June 4, 2019. A straight-forward scramble to the summit of one of the gems of Castle Provincial Park.
- Distance: 11 km
- Total Ascent: 877 m
- Elevation of Objective: 2225 m
- Hiking Time: 4h 3m round-trip
Two years ago I climbed the usual on-trail route to the summit of Table Mountain. That trail is varied and steep, and has a couple of sections which may qualify as scrambling. The full trail report is here. There is, however, another route to the mountain’s plateau. It’s off the main trail, not too difficult and more of a “true” scramble. Nugara describes it in More Scrambles in the Canadian Rockies. I decided to give it a shot today.

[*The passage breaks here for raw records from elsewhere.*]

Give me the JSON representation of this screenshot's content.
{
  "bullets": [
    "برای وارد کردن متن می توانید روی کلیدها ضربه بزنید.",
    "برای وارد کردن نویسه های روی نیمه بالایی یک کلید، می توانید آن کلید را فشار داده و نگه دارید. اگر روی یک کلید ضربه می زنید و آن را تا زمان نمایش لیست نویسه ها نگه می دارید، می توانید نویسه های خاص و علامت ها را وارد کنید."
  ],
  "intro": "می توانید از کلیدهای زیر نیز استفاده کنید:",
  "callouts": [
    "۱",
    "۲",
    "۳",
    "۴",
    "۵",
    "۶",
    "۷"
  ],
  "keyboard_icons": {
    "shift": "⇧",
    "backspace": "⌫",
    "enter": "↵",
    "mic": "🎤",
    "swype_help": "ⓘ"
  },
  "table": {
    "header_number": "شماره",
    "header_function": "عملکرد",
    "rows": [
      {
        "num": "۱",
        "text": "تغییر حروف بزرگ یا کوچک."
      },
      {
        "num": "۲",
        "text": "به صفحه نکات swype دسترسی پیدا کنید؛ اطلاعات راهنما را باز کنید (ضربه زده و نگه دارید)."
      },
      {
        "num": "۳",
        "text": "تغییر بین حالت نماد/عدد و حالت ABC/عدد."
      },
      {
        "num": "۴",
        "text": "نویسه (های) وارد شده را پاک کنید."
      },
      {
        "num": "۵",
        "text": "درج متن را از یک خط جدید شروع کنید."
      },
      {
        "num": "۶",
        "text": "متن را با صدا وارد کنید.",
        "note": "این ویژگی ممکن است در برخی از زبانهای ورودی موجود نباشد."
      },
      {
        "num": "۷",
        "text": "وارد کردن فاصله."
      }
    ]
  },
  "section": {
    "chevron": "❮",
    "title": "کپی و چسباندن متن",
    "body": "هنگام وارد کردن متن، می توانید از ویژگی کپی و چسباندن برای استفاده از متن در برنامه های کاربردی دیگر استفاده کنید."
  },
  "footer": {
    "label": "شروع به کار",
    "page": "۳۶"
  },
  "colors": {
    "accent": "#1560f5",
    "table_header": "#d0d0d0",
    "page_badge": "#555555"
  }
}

Trail access is unchanged from my prior report. The scrambling route starts off following the usual trail through the low-lying forest. As the trail ascends onto clearer slopes, a clear view of open slopes heading towards two large rocky outliers appears. When the main hiking trail veers right to a gently climbing traverse, there’s some conspicuously arranged rock steps with a faint trail heading straight up towards the gully between the outliers. I set off in this direction, aiming towards the centre of the gully.
The faint trail doesn’t actually continue on towards the gully, but it’s easy enough to see where to go and the terrain isn’t difficult. In retrospect, looking at Google Earth, if I’d been on the lookout there is a pretty conspicuous trail that heads up the scrambling route which departs the main trail a short distance before my departure point. I’ll point it out in the pictures below.
Once heading uphill, I angled leftwards and eventually crossed over to the left side of the creek bed at the bottom of the gully. From there I ascended, following the creek bed. Sometimes it was easier to be off to the left slightly, but eventually there was minimal debris and deadfall in the creek bed, so I climbed directly up its solid black rock. I did discover this rock was very slippery when wet.
Eventually, I could see a low rock band marked with orange lichen. It had a rather distinctive dead tree atop it. I headed directly up to it. Negotiating the rock band required no difficult maneuvers and I continued to the tree. Beyond that point, the route went slightly to the right and then continued up the gully. The red and yellow rock of the cliffs below the western plateau were clearly in view by this point. Beyond one more low band of black rock, the route continued up onto a scree field. I continued upwards, and the easiest climbing took me slightly right. On the cliff ahead, there was an obvious notch towards the left side, marking a weakness that could be easily scrambled. I reached the cliff, turned left and walked to the notch. The final climb up the notch was a fun bit of scrambling which deposited me up on the plateau of Table Mountain.
From there, I followed the hiking trail to tag the summit and returned via the normal hiking route (taking the shortcut I described in my original post). I was very luck to once again be on Table Mountain on a clear day. I spent a fair amount of time taking in the scenery, both while on top and on the descent.
Click on the pictures below to access full-sized images.